• [Work task] Reply with nothing but how many lines in the entries below include "Online".

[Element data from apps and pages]
= Beginning of Section =
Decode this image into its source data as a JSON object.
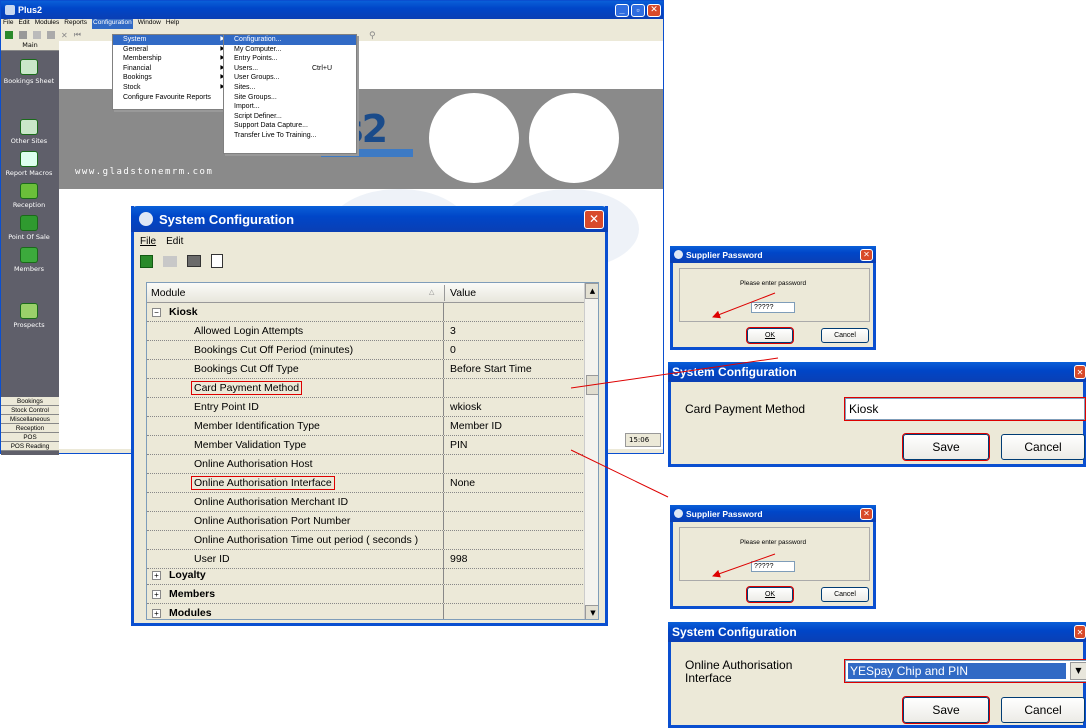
{
  "main_window": {
    "title": "Plus2",
    "menu_items": [
      "File",
      "Edit",
      "Modules",
      "Reports",
      "Configuration",
      "Window",
      "Help"
    ],
    "sidebar": {
      "top_label": "Main",
      "items": [
        "Bookings Sheet",
        "Other Sites",
        "Report Macros",
        "Reception",
        "Point Of Sale",
        "Members",
        "Prospects"
      ],
      "bottom_tabs": [
        "Bookings",
        "Stock Control",
        "Miscellaneous",
        "Reception",
        "POS",
        "POS Reading"
      ]
    },
    "banner_text": "www.gladstonemrm.com",
    "logo_text": "s2",
    "status_time": "15:06",
    "config_menu": {
      "items": [
        "System",
        "General",
        "Membership",
        "Financial",
        "Bookings",
        "Stock",
        "Configure Favourite Reports"
      ],
      "system_submenu": [
        "Configuration...",
        "My Computer...",
        "Entry Points...",
        "Users...",
        "User Groups...",
        "Sites...",
        "Site Groups...",
        "Import...",
        "Script Definer...",
        "Support Data Capture...",
        "Transfer Live To Training..."
      ],
      "users_shortcut": "Ctrl+U"
    }
  },
  "sys_config": {
    "title": "System Configuration",
    "menu": [
      "File",
      "Edit"
    ],
    "columns": [
      "Module",
      "Value"
    ],
    "group_kiosk": "Kiosk",
    "rows": [
      {
        "name": "Allowed Login Attempts",
        "value": "3"
      },
      {
        "name": "Bookings Cut Off Period (minutes)",
        "value": "0"
      },
      {
        "name": "Bookings Cut Off Type",
        "value": "Before Start Time"
      },
      {
        "name": "Card Payment Method",
        "value": ""
      },
      {
        "name": "Entry Point ID",
        "value": "wkiosk"
      },
      {
        "name": "Member Identification Type",
        "value": "Member ID"
      },
      {
        "name": "Member Validation Type",
        "value": "PIN"
      },
      {
        "name": "Online Authorisation Host",
        "value": ""
      },
      {
        "name": "Online Authorisation Interface",
        "value": "None"
      },
      {
        "name": "Online Authorisation Merchant ID",
        "value": ""
      },
      {
        "name": "Online Authorisation Port Number",
        "value": ""
      },
      {
        "name": "Online Authorisation Time out period ( seconds )",
        "value": ""
      },
      {
        "name": "User ID",
        "value": "998"
      }
    ],
    "collapsed_groups": [
      "Loyalty",
      "Members",
      "Modules"
    ]
  },
  "supplier_dialog_1": {
    "title": "Supplier Password",
    "prompt": "Please enter password",
    "password_value": "?????",
    "ok": "OK",
    "cancel": "Cancel"
  },
  "edit_dialog_1": {
    "title": "System Configuration",
    "label": "Card Payment Method",
    "value": "Kiosk",
    "save": "Save",
    "cancel": "Cancel"
  },
  "supplier_dialog_2": {
    "title": "Supplier Password",
    "prompt": "Please enter password",
    "password_value": "?????",
    "ok": "OK",
    "cancel": "Cancel"
  },
  "edit_dialog_2": {
    "title": "System Configuration",
    "label": "Online Authorisation Interface",
    "value": "YESpay Chip and PIN",
    "save": "Save",
    "cancel": "Cancel"
  },
  "colors": {
    "xp_blue": "#0046c8",
    "sidebar_bg": "#5f5f6a",
    "highlight": "#316ac5",
    "callout_red": "#dd0000"
  }
}
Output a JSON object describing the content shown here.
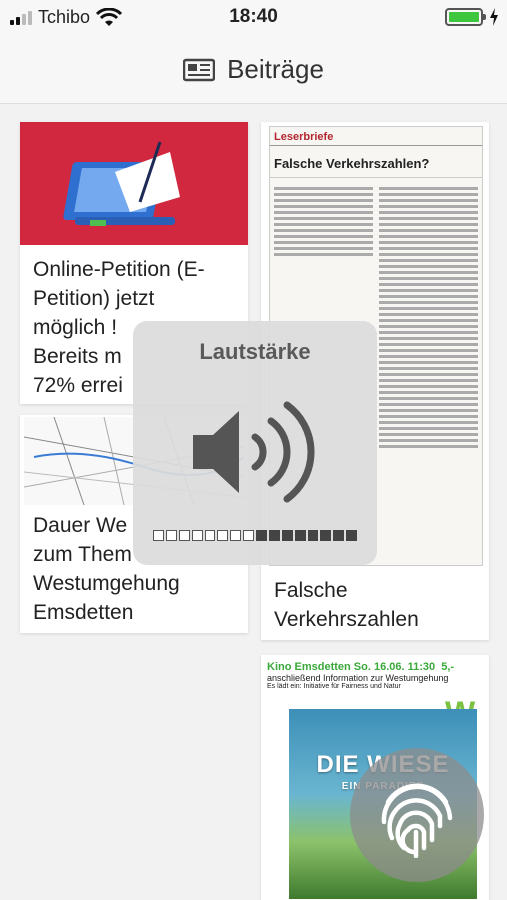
{
  "status_bar": {
    "carrier": "Tchibo",
    "time": "18:40",
    "battery_level": 1.0,
    "signal_bars": 2
  },
  "nav": {
    "title": "Beiträge",
    "icon": "newspaper-icon"
  },
  "posts": [
    {
      "title_lines": [
        "Online-Petition (E-",
        "Petition) jetzt",
        "möglich !",
        "Bereits m",
        "72% errei"
      ],
      "image": "laptop-petition-illustration"
    },
    {
      "title_lines": [
        "Dauer We",
        "zum Them",
        "Westumgehung",
        "Emsdetten"
      ],
      "image": "street-map"
    },
    {
      "title_lines": [
        "Falsche",
        "Verkehrszahlen"
      ],
      "image": "newspaper-clipping",
      "clipping": {
        "section": "Leserbriefe",
        "headline": "Falsche Verkehrszahlen?"
      }
    },
    {
      "image": "cinema-poster",
      "poster": {
        "headline": "Kino Emsdetten So. 16.06. 11:30",
        "price": "5,-",
        "subline": "anschließend Information zur Westumgehung",
        "small": "Es lädt ein: Initiative für Fairness und Natur",
        "movie": "DIE WIESE",
        "movie_sub": "EIN PARADIES"
      }
    }
  ],
  "volume_hud": {
    "title": "Lautstärke",
    "level": 0.5,
    "icon": "speaker-icon"
  },
  "touch_id": {
    "icon": "fingerprint-icon"
  }
}
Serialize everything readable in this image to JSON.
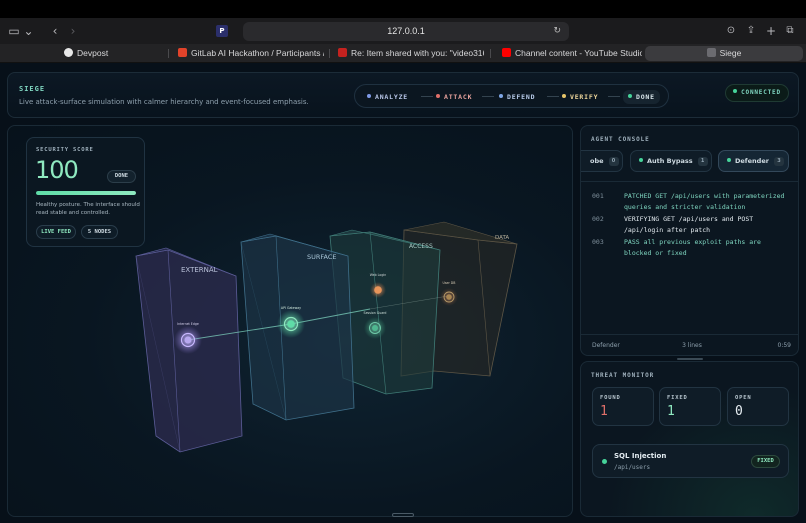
{
  "browser": {
    "url": "127.0.0.1",
    "tabs": [
      {
        "label": "Devpost",
        "icon_color": "#e8e8e8"
      },
      {
        "label": "GitLab AI Hackathon / Participants / ta...",
        "icon_color": "#e2432a"
      },
      {
        "label": "Re: Item shared with you: \"video3164...",
        "icon_color": "#c5221f"
      },
      {
        "label": "Channel content - YouTube Studio",
        "icon_color": "#ff0000"
      },
      {
        "label": "Siege",
        "icon_color": "#6b6b70"
      }
    ]
  },
  "header": {
    "brand": "SIEGE",
    "subtitle": "Live attack-surface simulation with calmer hierarchy and event-focused emphasis.",
    "phases": [
      {
        "label": "ANALYZE",
        "color": "#7f9ae6"
      },
      {
        "label": "ATTACK",
        "color": "#e0706a"
      },
      {
        "label": "DEFEND",
        "color": "#7fa6e6"
      },
      {
        "label": "VERIFY",
        "color": "#e6c46a"
      },
      {
        "label": "DONE",
        "color": "#46d39a"
      }
    ],
    "status": "CONNECTED"
  },
  "score": {
    "label": "SECURITY SCORE",
    "value": "100",
    "fraction": 1.0,
    "badge": "DONE",
    "description": "Healthy posture. The interface should read stable and controlled.",
    "chips": [
      "LIVE FEED",
      "5 NODES"
    ]
  },
  "scene": {
    "layers": [
      "EXTERNAL",
      "SURFACE",
      "ACCESS",
      "DATA"
    ],
    "nodes": [
      "Internet Edge",
      "API Gateway",
      "Web Login",
      "Session Guard",
      "User DB"
    ]
  },
  "console": {
    "title": "AGENT CONSOLE",
    "agents": [
      {
        "label": "obe",
        "count": "0"
      },
      {
        "label": "Auth Bypass",
        "count": "1"
      },
      {
        "label": "Defender",
        "count": "3"
      }
    ],
    "logs": [
      {
        "num": "001",
        "text": "PATCHED GET /api/users with parameterized queries and stricter validation",
        "color": "#7fd6c0"
      },
      {
        "num": "002",
        "text": "VERIFYING GET /api/users and POST /api/login after patch",
        "color": "#e6edf2"
      },
      {
        "num": "003",
        "text": "PASS all previous exploit paths are blocked or fixed",
        "color": "#7fd6c0"
      }
    ],
    "footer": {
      "agent": "Defender",
      "lines": "3 lines",
      "time": "0:59"
    }
  },
  "threat": {
    "title": "THREAT MONITOR",
    "stats": [
      {
        "label": "FOUND",
        "value": "1",
        "color": "#e0706a"
      },
      {
        "label": "FIXED",
        "value": "1",
        "color": "#8fe9c0"
      },
      {
        "label": "OPEN",
        "value": "0",
        "color": "#e6edf2"
      }
    ],
    "vuln": {
      "name": "SQL Injection",
      "path": "/api/users",
      "badge": "FIXED"
    }
  }
}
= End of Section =
• [Answer to this exercise] 7